If a line in the records below holds the string "Serial", count it; give only the total.

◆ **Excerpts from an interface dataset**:
————————

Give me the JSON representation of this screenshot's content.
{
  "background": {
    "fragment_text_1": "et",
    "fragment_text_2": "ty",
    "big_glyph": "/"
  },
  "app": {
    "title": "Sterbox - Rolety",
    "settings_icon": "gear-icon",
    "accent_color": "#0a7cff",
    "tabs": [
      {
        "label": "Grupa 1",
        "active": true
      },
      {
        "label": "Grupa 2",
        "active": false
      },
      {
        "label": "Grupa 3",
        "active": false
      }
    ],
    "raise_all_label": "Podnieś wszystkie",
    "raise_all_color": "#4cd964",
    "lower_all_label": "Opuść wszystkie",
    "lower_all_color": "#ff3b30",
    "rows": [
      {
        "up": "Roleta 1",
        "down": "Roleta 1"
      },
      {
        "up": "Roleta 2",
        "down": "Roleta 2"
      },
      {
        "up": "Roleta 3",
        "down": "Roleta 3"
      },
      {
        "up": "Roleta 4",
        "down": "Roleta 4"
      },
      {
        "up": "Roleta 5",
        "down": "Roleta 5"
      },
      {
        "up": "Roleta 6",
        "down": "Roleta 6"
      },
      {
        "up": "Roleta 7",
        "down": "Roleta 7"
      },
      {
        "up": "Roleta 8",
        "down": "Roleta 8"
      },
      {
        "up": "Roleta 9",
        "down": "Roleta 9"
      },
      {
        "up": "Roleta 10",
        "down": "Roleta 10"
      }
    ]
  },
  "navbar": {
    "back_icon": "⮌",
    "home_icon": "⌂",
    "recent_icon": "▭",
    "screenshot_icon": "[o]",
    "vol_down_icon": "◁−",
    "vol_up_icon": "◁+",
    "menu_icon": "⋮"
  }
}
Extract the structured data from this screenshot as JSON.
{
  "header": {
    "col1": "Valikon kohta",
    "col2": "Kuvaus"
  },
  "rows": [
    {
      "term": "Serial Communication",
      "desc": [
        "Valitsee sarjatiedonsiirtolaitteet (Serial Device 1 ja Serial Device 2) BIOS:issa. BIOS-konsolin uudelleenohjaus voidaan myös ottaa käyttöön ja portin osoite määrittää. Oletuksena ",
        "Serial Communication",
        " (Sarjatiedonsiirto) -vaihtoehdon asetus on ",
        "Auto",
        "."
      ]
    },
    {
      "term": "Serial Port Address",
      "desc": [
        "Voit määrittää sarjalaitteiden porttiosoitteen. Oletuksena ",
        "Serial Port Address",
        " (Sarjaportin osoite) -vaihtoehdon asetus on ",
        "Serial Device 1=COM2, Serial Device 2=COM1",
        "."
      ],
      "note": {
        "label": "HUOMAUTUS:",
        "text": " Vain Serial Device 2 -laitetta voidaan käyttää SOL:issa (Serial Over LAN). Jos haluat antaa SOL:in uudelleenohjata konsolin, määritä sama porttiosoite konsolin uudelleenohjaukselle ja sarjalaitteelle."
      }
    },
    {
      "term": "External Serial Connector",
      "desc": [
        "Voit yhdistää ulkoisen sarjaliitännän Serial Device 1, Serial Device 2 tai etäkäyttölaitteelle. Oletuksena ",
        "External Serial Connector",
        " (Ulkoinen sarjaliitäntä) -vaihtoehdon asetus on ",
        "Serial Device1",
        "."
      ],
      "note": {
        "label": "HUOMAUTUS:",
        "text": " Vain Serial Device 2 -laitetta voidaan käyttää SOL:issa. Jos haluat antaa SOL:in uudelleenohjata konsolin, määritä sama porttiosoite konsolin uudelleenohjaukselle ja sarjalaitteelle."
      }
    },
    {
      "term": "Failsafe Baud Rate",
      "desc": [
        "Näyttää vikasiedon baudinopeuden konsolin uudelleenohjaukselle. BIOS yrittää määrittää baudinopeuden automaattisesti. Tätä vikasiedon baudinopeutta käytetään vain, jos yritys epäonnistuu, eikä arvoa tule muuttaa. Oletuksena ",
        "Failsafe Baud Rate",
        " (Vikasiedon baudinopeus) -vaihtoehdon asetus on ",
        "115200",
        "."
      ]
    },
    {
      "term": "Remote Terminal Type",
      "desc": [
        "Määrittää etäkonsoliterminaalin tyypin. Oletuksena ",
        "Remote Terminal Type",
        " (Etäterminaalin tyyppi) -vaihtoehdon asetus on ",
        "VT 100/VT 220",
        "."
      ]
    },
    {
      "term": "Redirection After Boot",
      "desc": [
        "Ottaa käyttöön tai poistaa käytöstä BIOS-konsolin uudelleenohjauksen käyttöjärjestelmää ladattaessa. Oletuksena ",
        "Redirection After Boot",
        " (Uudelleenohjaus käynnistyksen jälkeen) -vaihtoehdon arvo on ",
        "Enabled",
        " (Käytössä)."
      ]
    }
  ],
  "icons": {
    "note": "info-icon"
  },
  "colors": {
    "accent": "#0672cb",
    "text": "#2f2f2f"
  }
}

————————

◆ **Output for this exercise**:
12